Criticism is a small world, but a big event took place this August. On Sunday 25th The Observer published the last nine film reviews to be written by the eighty year-old Philip French. These last nine completed a critical oeuvre that runs to more than two and a half thousand reviews and six books. The newspaper did their best columnist proud in gathering tributes from film-makers of distinction from across the board. Their contributions cumulatively illustrated the critical art across the spectrum of different hues.
The last sequence of reviews contained all the qualities of writing that were valued by the professionals. I am a reader and, while erudition is nice to have, I look for enthusiasm. So too John Boorman: ‘Philip has never lost the love of movies and the thrill of that moment when the lights go down, so his reviews are generous and positive as well as penetrating.’
On seeing Jurassic Park this week in its new 3D version, French recants wholeheartedly his lukewarm response to the original, publicity-laden release of 1993: ‘I would like to take this last opportunity to say publicly that I loved every fascinating, suspenseful, frightening, skilfully calibrated minute of it.’
The critic’s tool is language, and the decent critic uses it a manner that sets the art before the gaudy self-promotion of the writer.

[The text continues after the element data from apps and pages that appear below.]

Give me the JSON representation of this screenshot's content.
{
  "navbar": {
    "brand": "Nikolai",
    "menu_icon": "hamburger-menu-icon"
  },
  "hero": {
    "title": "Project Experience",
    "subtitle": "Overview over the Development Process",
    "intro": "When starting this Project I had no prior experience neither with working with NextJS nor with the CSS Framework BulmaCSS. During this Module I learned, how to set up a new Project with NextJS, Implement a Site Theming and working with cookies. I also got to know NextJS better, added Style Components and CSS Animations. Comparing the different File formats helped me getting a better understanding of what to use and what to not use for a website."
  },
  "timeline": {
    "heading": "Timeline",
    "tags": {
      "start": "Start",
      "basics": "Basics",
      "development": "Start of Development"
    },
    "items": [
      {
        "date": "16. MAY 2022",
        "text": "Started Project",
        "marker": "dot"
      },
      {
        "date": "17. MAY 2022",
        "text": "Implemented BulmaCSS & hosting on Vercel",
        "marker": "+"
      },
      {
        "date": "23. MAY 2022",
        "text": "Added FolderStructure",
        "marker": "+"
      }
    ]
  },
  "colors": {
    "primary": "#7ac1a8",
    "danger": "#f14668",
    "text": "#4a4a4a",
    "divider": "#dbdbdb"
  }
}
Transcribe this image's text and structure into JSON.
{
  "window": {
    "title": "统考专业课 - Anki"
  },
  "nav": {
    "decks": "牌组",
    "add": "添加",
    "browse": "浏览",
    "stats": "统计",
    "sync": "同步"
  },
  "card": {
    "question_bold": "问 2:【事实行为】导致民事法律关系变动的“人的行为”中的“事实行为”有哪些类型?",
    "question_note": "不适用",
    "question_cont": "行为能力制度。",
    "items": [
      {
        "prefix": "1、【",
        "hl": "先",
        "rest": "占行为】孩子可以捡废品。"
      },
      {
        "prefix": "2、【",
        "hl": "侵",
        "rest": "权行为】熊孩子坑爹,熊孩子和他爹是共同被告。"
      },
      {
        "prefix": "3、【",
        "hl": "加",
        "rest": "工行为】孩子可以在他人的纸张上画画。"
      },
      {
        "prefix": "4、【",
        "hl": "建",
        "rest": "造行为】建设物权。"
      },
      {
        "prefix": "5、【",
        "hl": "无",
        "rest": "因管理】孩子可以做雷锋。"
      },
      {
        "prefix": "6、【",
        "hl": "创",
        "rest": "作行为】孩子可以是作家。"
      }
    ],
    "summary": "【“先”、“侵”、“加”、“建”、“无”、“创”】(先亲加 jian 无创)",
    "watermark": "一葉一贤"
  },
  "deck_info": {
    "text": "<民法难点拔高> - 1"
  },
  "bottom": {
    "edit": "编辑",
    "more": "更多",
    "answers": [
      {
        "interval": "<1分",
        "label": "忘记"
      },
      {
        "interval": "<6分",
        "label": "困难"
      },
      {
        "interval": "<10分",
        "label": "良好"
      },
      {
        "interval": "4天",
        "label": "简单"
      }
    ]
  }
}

Walter Hill makes praise of the quality of the French prose: ‘Philip French’s writing has always been remarkably clear-headed and cleanly expressed.’ So, in his valedictory issue, French describes the originalDeep Throat as located in ‘a brief demented period in the early 1970s.’ Lovelace itself he calls a ‘dubious, dislikeable film’ which ‘has it both ways by telling her story as a raunchy Rashomon.’
Hugh Hudson has reason to remember The Observer critic. Revolution, one of the most panned films in cinema’s history, has to its name a single eloquent defender and champion. French calls it a ‘masterpiece – profound, poetic and original.’ Hugh Hudson warms to French’s review of the Lone Ranger – ‘really interesting and teaches you as you read … points out the qualities, as well as some of the faults.’
Hudson sees a critic who ‘is a very truthful, very fair journalist who considers carefully what he writes, unlike many film critics who are inclined to be very hurried in their assessment, often acting like lobbyists. He never had his pet hates or favourites.’ French has been a repeated applauder of animation’s second golden age. In reviewing Elysium, he makes comparison with ‘Pixar’s animated masterwork, WALL-E.’
The making of a film is a vast, collaborative output. The credits at the end of the standard two hundred-million dollar blockbuster exceed two and a half thousand names. (French wisely advises sitting through them. Frequently a last snippet or illuminating scene is placed there. Rise of the Planet of the Apes only makes sense when its brilliant last shot is seen.) Master cinematographer Douglas Slocombe writes in a note of personal gratitude: ‘He was one of the few critics to be aware, and make audiences aware, of the work of people on a film set other than the director. He would draw attention to the work of the cinematographer, or the editor, or the art director.’ Slocombe is quite right. There is not another cinema writer who makes mention so regularly, or at all, of the contribution made by the art direction.
‘Many critics have a vast knowledge of cinema.’ That is producer Lynda Myles. But our world is more than cinema, and Myles applauds the fact that ‘his range of cultural and historical reference is wider than virtually any other film critic writing in Britain.’ In reviewing 2013’s updated What Maisie Knew, French runs through seventy years of Jamesian adaptation for film. He ends with the sure knowledge that the nature of film itself means that ‘the authorial voice, the eloquence and nuance that inheres in the texture of the novel’s prose’ is elusive of true translation.
Lynda Myles says of her peers in the industry, ‘I know from speaking to film-makers who have had negative reviews that they never resent it from Philip the way they do with other people because he never just dismisses them, he always engages with the film seriously.’ Criticism is mistakenly put forward, particularly in blogging commentary, as opinion pure and simple. But judgment is an emergent quality, derivative from, rather than antecedent to, engagement.
So, for Lynda Myles: ‘His reviews feel as if he’s inviting you into a conversation; he makes you feel more intelligent and is never condescending. It’s very easy to be snide and clever but Philip never is – he’s enormously generous as a critic. One can make very facile judgments about movies, but he really makes you think more rigorously about why a movie is working or not working.’
Last words to a film-maker of historic stature. He appreciates in French the ‘understanding of a film’s genre … never just described what was on screen, but provided the whole background, reading into the director’s intention and so forth … Whenever I read Philip French’s elegant and thoughtful criticism, I felt like I was in the company of someone who not only loved cinema but who felt a sense of responsibility toward it as an art form.’
‘When you make a movie,’ the director continues, ‘it’s nice to be appreciated. But it’s genuinely heartening, and rare, to be understood.’ If that is how Martin Scorsese reads your work, then no critic in any genre has ever had it better.